For all the appreciation Dr Dre’s 2015 comeback Compton endured, critical consensus deemed the long-awaited project sorely missed the silky vocals of Nate Dogg (R.I.P.), who was the dependable soulful fixture of many Dre-helmed albums over the past two decades.

Yet Compton was nonetheless lit up by the appearance of the then-largely-unknown Anderson .Paak on six of its tracks. His distinctive, gravelly tones added an earthier feel to proceedings, bolstering those eyebrow-raising claims that the man once known as Breezy Lovejoy could be a possible successor to the late, great Nate, who had tragically passed away in 2011. Indeed, the Oxnard-born vocalist’s stock in the game has skyrocketed since then, thanks to his acclaimed solo debut Malibu, which dropped back in January, and an impressive range of guest slots, including sure-shot collabos with Los Angeles mainstays such as The Game and ScHoolboy Q.

Less visible, however, was his intriguing pair-up towards the end of last year with Philly-born, New Jersey-raised and LA-based producer Knxwledge. Their dope EP proved to be a subtle flipside to Dre’s bombastic Compton. Now, the duo – collectively known as NxWorries — have crafted a confidently offbeat and sultry full-length work in Yes Lawd!

Dropping on the perennially forward-thinking Stones Throw imprint, it’s very much a 21st century soul album, yet still redolent of the free-flowing, idiosyncratic Hip Hop vibe forged by the likes of Madlib, MF Doom and J. Dilla (all of whom, of course, dropped some of their best material on Peanut Butter Wolf’s storied label).

Knxwledge’s wide-ranging resume boasts both headline work for marquee stars (Kendrick Lamar’s “Momma”) as well as down-low street gems (the brilliantly mournful Hour Glass by Hus Kingpin & Rozewood; assorted heat for Joey Bada$$ and Earl Sweatshirt). Here, over the course of 19 tracks, his chopped loops and skewed drum breaks provide a luxuriously twisted turf for Anderson .Paak’s unique timbre.

The best of the bunch is “Get Bigger/Do U Luv,” in which the once-homeless .Paak flips through his personal journals over a wonderfully intoxicating soul groove, his expansive on-the-come-up raps vividly capturing a legit hardscrabble rise made up of dead-end odd jobs, walking home in the rain and dreams of tinted-out whips: “I left home at 17/had to lighten the load/I was young but I was keen to survive on my own…” It’s in close thematic territory to the DJ Premier-produced “Animals,” the standout sociological study from Dre’s Compton that ultimately shot .Paak to fame.

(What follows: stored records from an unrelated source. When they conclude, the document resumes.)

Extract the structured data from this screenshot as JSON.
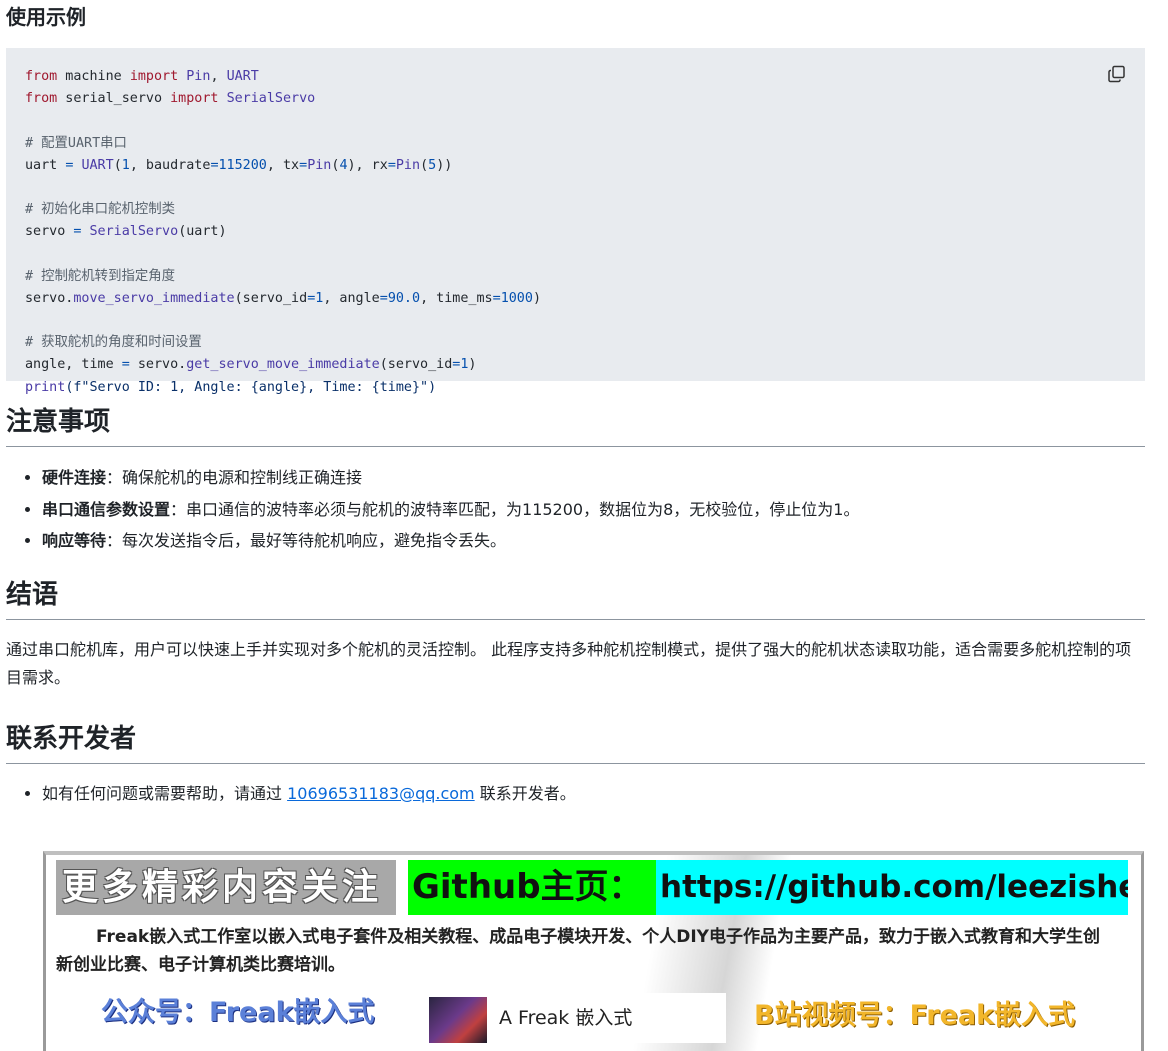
{
  "example": {
    "heading": "使用示例",
    "code_lines": [
      [
        {
          "t": "from",
          "c": "kw"
        },
        {
          "t": " machine "
        },
        {
          "t": "import",
          "c": "kw"
        },
        {
          "t": " "
        },
        {
          "t": "Pin",
          "c": "fn"
        },
        {
          "t": ", "
        },
        {
          "t": "UART",
          "c": "fn"
        }
      ],
      [
        {
          "t": "from",
          "c": "kw"
        },
        {
          "t": " serial_servo "
        },
        {
          "t": "import",
          "c": "kw"
        },
        {
          "t": " "
        },
        {
          "t": "SerialServo",
          "c": "fn"
        }
      ],
      [],
      [
        {
          "t": "# 配置UART串口",
          "c": "cm"
        }
      ],
      [
        {
          "t": "uart "
        },
        {
          "t": "=",
          "c": "op"
        },
        {
          "t": " "
        },
        {
          "t": "UART",
          "c": "fn"
        },
        {
          "t": "("
        },
        {
          "t": "1",
          "c": "nu"
        },
        {
          "t": ", baudrate"
        },
        {
          "t": "=",
          "c": "op"
        },
        {
          "t": "115200",
          "c": "nu"
        },
        {
          "t": ", tx"
        },
        {
          "t": "=",
          "c": "op"
        },
        {
          "t": "Pin",
          "c": "fn"
        },
        {
          "t": "("
        },
        {
          "t": "4",
          "c": "nu"
        },
        {
          "t": "), rx"
        },
        {
          "t": "=",
          "c": "op"
        },
        {
          "t": "Pin",
          "c": "fn"
        },
        {
          "t": "("
        },
        {
          "t": "5",
          "c": "nu"
        },
        {
          "t": "))"
        }
      ],
      [],
      [
        {
          "t": "# 初始化串口舵机控制类",
          "c": "cm"
        }
      ],
      [
        {
          "t": "servo "
        },
        {
          "t": "=",
          "c": "op"
        },
        {
          "t": " "
        },
        {
          "t": "SerialServo",
          "c": "fn"
        },
        {
          "t": "(uart)"
        }
      ],
      [],
      [
        {
          "t": "# 控制舵机转到指定角度",
          "c": "cm"
        }
      ],
      [
        {
          "t": "servo."
        },
        {
          "t": "move_servo_immediate",
          "c": "fn"
        },
        {
          "t": "(servo_id"
        },
        {
          "t": "=",
          "c": "op"
        },
        {
          "t": "1",
          "c": "nu"
        },
        {
          "t": ", angle"
        },
        {
          "t": "=",
          "c": "op"
        },
        {
          "t": "90.0",
          "c": "nu"
        },
        {
          "t": ", time_ms"
        },
        {
          "t": "=",
          "c": "op"
        },
        {
          "t": "1000",
          "c": "nu"
        },
        {
          "t": ")"
        }
      ],
      [],
      [
        {
          "t": "# 获取舵机的角度和时间设置",
          "c": "cm"
        }
      ],
      [
        {
          "t": "angle, time "
        },
        {
          "t": "=",
          "c": "op"
        },
        {
          "t": " servo."
        },
        {
          "t": "get_servo_move_immediate",
          "c": "fn"
        },
        {
          "t": "(servo_id"
        },
        {
          "t": "=",
          "c": "op"
        },
        {
          "t": "1",
          "c": "nu"
        },
        {
          "t": ")"
        }
      ],
      [
        {
          "t": "print",
          "c": "fn"
        },
        {
          "t": "(f\"Servo ID: 1, Angle: {angle}, Time: {time}\")",
          "c": "st"
        }
      ]
    ]
  },
  "notes": {
    "heading": "注意事项",
    "items": [
      {
        "label": "硬件连接",
        "text": "：确保舵机的电源和控制线正确连接"
      },
      {
        "label": "串口通信参数设置",
        "text": "：串口通信的波特率必须与舵机的波特率匹配，为115200，数据位为8，无校验位，停止位为1。"
      },
      {
        "label": "响应等待",
        "text": "：每次发送指令后，最好等待舵机响应，避免指令丢失。"
      }
    ]
  },
  "conclusion": {
    "heading": "结语",
    "text": "通过串口舵机库，用户可以快速上手并实现对多个舵机的灵活控制。 此程序支持多种舵机控制模式，提供了强大的舵机状态读取功能，适合需要多舵机控制的项目需求。"
  },
  "contact": {
    "heading": "联系开发者",
    "before": "如有任何问题或需要帮助，请通过 ",
    "email": "10696531183@qq.com",
    "after": " 联系开发者。"
  },
  "banner": {
    "follow": "更多精彩内容关注",
    "github_label": "Github主页：",
    "github_url": "https://github.com/leezisheng",
    "description": "Freak嵌入式工作室以嵌入式电子套件及相关教程、成品电子模块开发、个人DIY电子作品为主要产品，致力于嵌入式教育和大学生创新创业比赛、电子计算机类比赛培训。",
    "wechat": "公众号：Freak嵌入式",
    "card_name": "A Freak 嵌入式",
    "bilibili": "B站视频号：Freak嵌入式"
  }
}
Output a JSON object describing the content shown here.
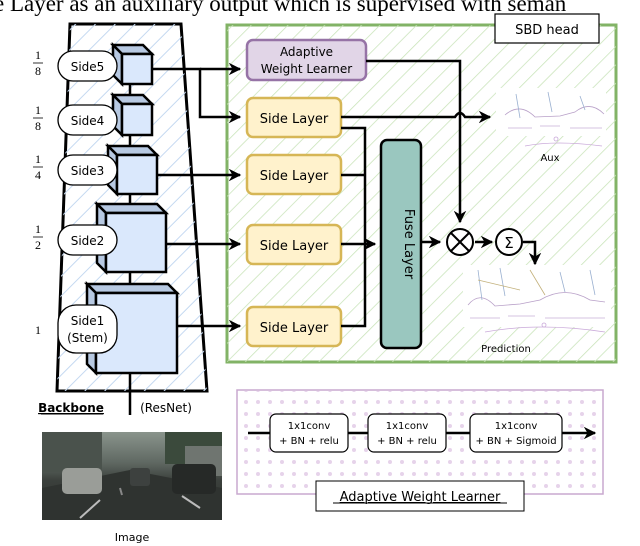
{
  "header": {
    "caption_fragment": "e Layer as an auxiliary output which is supervised with seman"
  },
  "backbone": {
    "title": "Backbone",
    "subtitle": "(ResNet)",
    "stages": [
      {
        "label": "Side5",
        "scale_num": "1",
        "scale_den": "8"
      },
      {
        "label": "Side4",
        "scale_num": "1",
        "scale_den": "8"
      },
      {
        "label": "Side3",
        "scale_num": "1",
        "scale_den": "4"
      },
      {
        "label": "Side2",
        "scale_num": "1",
        "scale_den": "2"
      },
      {
        "label_line1": "Side1",
        "label_line2": "(Stem)",
        "scale": "1"
      }
    ],
    "input_image_label": "Image"
  },
  "sbd_head": {
    "title": "SBD head",
    "adaptive_weight_learner_line1": "Adaptive",
    "adaptive_weight_learner_line2": "Weight Learner",
    "side_layers": [
      "Side Layer",
      "Side Layer",
      "Side Layer",
      "Side Layer"
    ],
    "fuse_layer": "Fuse Layer",
    "multiply_symbol": "⊗",
    "sum_symbol": "Σ",
    "aux_label": "Aux",
    "prediction_label": "Prediction"
  },
  "awl_detail": {
    "title": "Adaptive Weight Learner",
    "blocks": [
      {
        "line1": "1x1conv",
        "line2": "+ BN + relu"
      },
      {
        "line1": "1x1conv",
        "line2": "+ BN + relu"
      },
      {
        "line1": "1x1conv",
        "line2": "+ BN + Sigmoid"
      }
    ]
  },
  "colors": {
    "head_border": "#82b366",
    "head_hatch": "#c8e3b8",
    "backbone_hatch": "#c5d9f1",
    "cube_fill": "#dae8fc",
    "cube_side": "#b7c9e2",
    "awl_fill": "#e1d5e7",
    "awl_border": "#9673a6",
    "side_layer_fill": "#fff2cc",
    "side_layer_border": "#d6b656",
    "fuse_fill": "#9ac7bf",
    "awl_detail_border": "#c9a8cf",
    "awl_dots": "#e6d3ea"
  }
}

Coupled with his everyday struggles, .Paak grapples with the fallout from relationship politics, his late-night-hook-up-scattered dispatches deftly switching between rapping and singing. The humor is executed with aplomb (the amusing “H.A.N.” finds him declaring “Give a fuck about your job/Give a fuck about your blog…” to his potential detractors) while on the awesome “Kutless” he earnestly suggests “Let’s cruise for the moment/let’s do what they say can’t be done…” over a glimmering horizontal sonic haze.

That expansive vocal approach is matched by Knxwledge’s scattering of violins, keyboards and quirky loops. “Scared Money” is built around a ridiculously chunky and gleaming ‘80s R&B groove which vaguely recalls MF Doom at his Atlantic Starr-and-SOS-Band-sampling best. “Lyk Dis” and “Can’t Stop,” meanwhile, are bona fide bangers that carry a thump and snap that suggest a state-of-the-art upgrade of J Dilla’s masterful beat manipulation, the latter imbued with a deliciously stuttering, sleazy funk and distorted vocals.

In the end, Yes Lawd! arguably surpasses even .Paak’s own pretty-darn-great Malibu — already tagged as one of the 2016 season’s best, and hints at a truly formidable partnership going forward. It’s a restlessly inventive work that adds a uniquely soulful layer to underground Hip Hop 3.0’s resurgent, evolving sound.